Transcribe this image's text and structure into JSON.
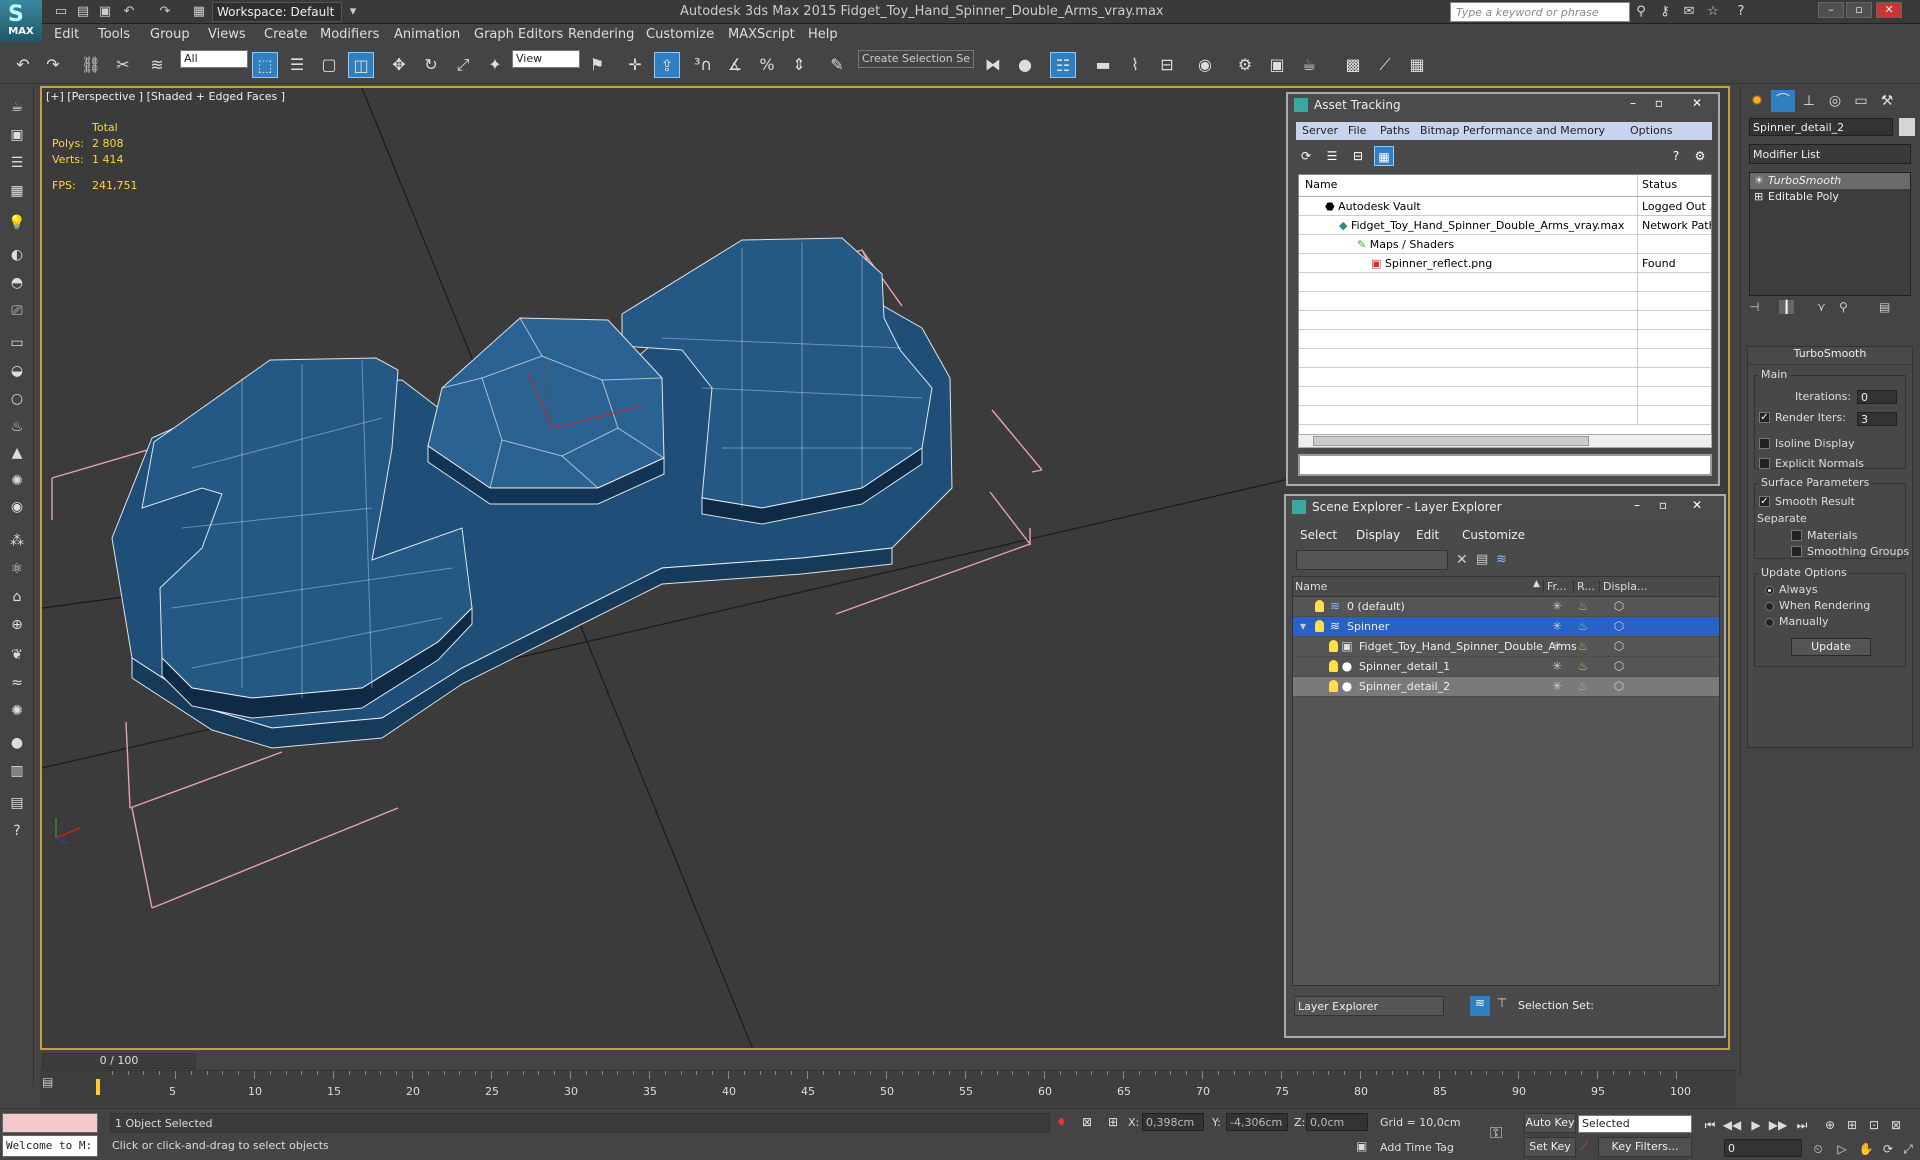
{
  "titlebar": {
    "app_name": "MAX",
    "workspace": "Workspace: Default",
    "window_title": "Autodesk 3ds Max 2015     Fidget_Toy_Hand_Spinner_Double_Arms_vray.max",
    "search_placeholder": "Type a keyword or phrase"
  },
  "menu": [
    "Edit",
    "Tools",
    "Group",
    "Views",
    "Create",
    "Modifiers",
    "Animation",
    "Graph Editors",
    "Rendering",
    "Customize",
    "MAXScript",
    "Help"
  ],
  "toolbar": {
    "selection_filter": "All",
    "ref_coord": "View",
    "selection_set": "Create Selection Se"
  },
  "viewport": {
    "label": "[+] [Perspective ] [Shaded + Edged Faces ]",
    "stats_header": "Total",
    "polys_label": "Polys:",
    "polys_value": "2 808",
    "verts_label": "Verts:",
    "verts_value": "1 414",
    "fps_label": "FPS:",
    "fps_value": "241,751",
    "model_color": "#1f4f78"
  },
  "asset_tracking": {
    "title": "Asset Tracking",
    "menu": [
      "Server",
      "File",
      "Paths",
      "Bitmap Performance and Memory",
      "Options"
    ],
    "col_name": "Name",
    "col_status": "Status",
    "rows": [
      {
        "name": "Autodesk Vault",
        "status": "Logged Out ..."
      },
      {
        "name": "Fidget_Toy_Hand_Spinner_Double_Arms_vray.max",
        "status": "Network Path"
      },
      {
        "name": "Maps / Shaders",
        "status": ""
      },
      {
        "name": "Spinner_reflect.png",
        "status": "Found"
      }
    ]
  },
  "scene_explorer": {
    "title": "Scene Explorer - Layer Explorer",
    "menu": [
      "Select",
      "Display",
      "Edit",
      "Customize"
    ],
    "col_name": "Name",
    "col_freeze": "Fr...",
    "col_render": "R...",
    "col_display": "Displa...",
    "rows": [
      {
        "name": "0 (default)"
      },
      {
        "name": "Spinner"
      },
      {
        "name": "Fidget_Toy_Hand_Spinner_Double_Arms"
      },
      {
        "name": "Spinner_detail_1"
      },
      {
        "name": "Spinner_detail_2"
      }
    ],
    "explorer_type": "Layer Explorer",
    "selection_set_label": "Selection Set:"
  },
  "command_panel": {
    "object_name": "Spinner_detail_2",
    "modifier_list": "Modifier List",
    "stack": [
      "TurboSmooth",
      "Editable Poly"
    ],
    "rollout_title": "TurboSmooth",
    "main_label": "Main",
    "iterations_label": "Iterations:",
    "iterations_value": "0",
    "render_iters_label": "Render Iters:",
    "render_iters_value": "3",
    "isoline_label": "Isoline Display",
    "explicit_normals_label": "Explicit Normals",
    "surface_params_label": "Surface Parameters",
    "smooth_result_label": "Smooth Result",
    "separate_label": "Separate",
    "materials_label": "Materials",
    "smoothing_groups_label": "Smoothing Groups",
    "update_options_label": "Update Options",
    "always_label": "Always",
    "when_rendering_label": "When Rendering",
    "manually_label": "Manually",
    "update_button": "Update"
  },
  "timeline": {
    "slider_text": "0 / 100",
    "ticks": [
      "5",
      "10",
      "15",
      "20",
      "25",
      "30",
      "35",
      "40",
      "45",
      "50",
      "55",
      "60",
      "65",
      "70",
      "75",
      "80",
      "85",
      "90",
      "95",
      "100"
    ]
  },
  "status": {
    "maxscript_text": "Welcome to M:",
    "selection": "1 Object Selected",
    "prompt": "Click or click-and-drag to select objects",
    "x_label": "X:",
    "x_value": "0,398cm",
    "y_label": "Y:",
    "y_value": "-4,306cm",
    "z_label": "Z:",
    "z_value": "0,0cm",
    "grid": "Grid = 10,0cm",
    "add_time_tag": "Add Time Tag",
    "auto_key": "Auto Key",
    "set_key": "Set Key",
    "key_mode": "Selected",
    "key_filters": "Key Filters...",
    "frame": "0"
  }
}
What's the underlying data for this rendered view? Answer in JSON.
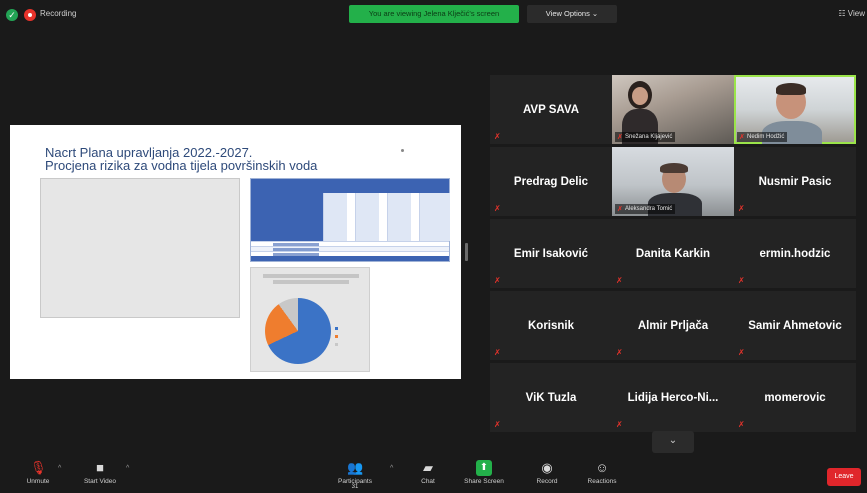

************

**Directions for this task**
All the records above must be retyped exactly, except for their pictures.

**Your response**
Transcribe this image's text and structure into JSON.
{
  "titlebar": {
    "app_name": "MAX",
    "workspace": "Workspace: Default",
    "window_title": "Autodesk 3ds Max 2015     Fidget_Toy_Hand_Spinner_Double_Arms_vray.max",
    "search_placeholder": "Type a keyword or phrase"
  },
  "menu": [
    "Edit",
    "Tools",
    "Group",
    "Views",
    "Create",
    "Modifiers",
    "Animation",
    "Graph Editors",
    "Rendering",
    "Customize",
    "MAXScript",
    "Help"
  ],
  "toolbar": {
    "selection_filter": "All",
    "ref_coord": "View",
    "selection_set": "Create Selection Se"
  },
  "viewport": {
    "label": "[+] [Perspective ] [Shaded + Edged Faces ]",
    "stats_header": "Total",
    "polys_label": "Polys:",
    "polys_value": "2 808",
    "verts_label": "Verts:",
    "verts_value": "1 414",
    "fps_label": "FPS:",
    "fps_value": "241,751",
    "model_color": "#1f4f78"
  },
  "asset_tracking": {
    "title": "Asset Tracking",
    "menu": [
      "Server",
      "File",
      "Paths",
      "Bitmap Performance and Memory",
      "Options"
    ],
    "col_name": "Name",
    "col_status": "Status",
    "rows": [
      {
        "name": "Autodesk Vault",
        "status": "Logged Out ..."
      },
      {
        "name": "Fidget_Toy_Hand_Spinner_Double_Arms_vray.max",
        "status": "Network Path"
      },
      {
        "name": "Maps / Shaders",
        "status": ""
      },
      {
        "name": "Spinner_reflect.png",
        "status": "Found"
      }
    ]
  },
  "scene_explorer": {
    "title": "Scene Explorer - Layer Explorer",
    "menu": [
      "Select",
      "Display",
      "Edit",
      "Customize"
    ],
    "col_name": "Name",
    "col_freeze": "Fr...",
    "col_render": "R...",
    "col_display": "Displa...",
    "rows": [
      {
        "name": "0 (default)"
      },
      {
        "name": "Spinner"
      },
      {
        "name": "Fidget_Toy_Hand_Spinner_Double_Arms"
      },
      {
        "name": "Spinner_detail_1"
      },
      {
        "name": "Spinner_detail_2"
      }
    ],
    "explorer_type": "Layer Explorer",
    "selection_set_label": "Selection Set:"
  },
  "command_panel": {
    "object_name": "Spinner_detail_2",
    "modifier_list": "Modifier List",
    "stack": [
      "TurboSmooth",
      "Editable Poly"
    ],
    "rollout_title": "TurboSmooth",
    "main_label": "Main",
    "iterations_label": "Iterations:",
    "iterations_value": "0",
    "render_iters_label": "Render Iters:",
    "render_iters_value": "3",
    "isoline_label": "Isoline Display",
    "explicit_normals_label": "Explicit Normals",
    "surface_params_label": "Surface Parameters",
    "smooth_result_label": "Smooth Result",
    "separate_label": "Separate",
    "materials_label": "Materials",
    "smoothing_groups_label": "Smoothing Groups",
    "update_options_label": "Update Options",
    "always_label": "Always",
    "when_rendering_label": "When Rendering",
    "manually_label": "Manually",
    "update_button": "Update"
  },
  "timeline": {
    "slider_text": "0 / 100",
    "ticks": [
      "5",
      "10",
      "15",
      "20",
      "25",
      "30",
      "35",
      "40",
      "45",
      "50",
      "55",
      "60",
      "65",
      "70",
      "75",
      "80",
      "85",
      "90",
      "95",
      "100"
    ]
  },
  "status": {
    "maxscript_text": "Welcome to M:",
    "selection": "1 Object Selected",
    "prompt": "Click or click-and-drag to select objects",
    "x_label": "X:",
    "x_value": "0,398cm",
    "y_label": "Y:",
    "y_value": "-4,306cm",
    "z_label": "Z:",
    "z_value": "0,0cm",
    "grid": "Grid = 10,0cm",
    "add_time_tag": "Add Time Tag",
    "auto_key": "Auto Key",
    "set_key": "Set Key",
    "key_mode": "Selected",
    "key_filters": "Key Filters...",
    "frame": "0"
  }
}
What's the underlying data for this rendered view? Answer in JSON.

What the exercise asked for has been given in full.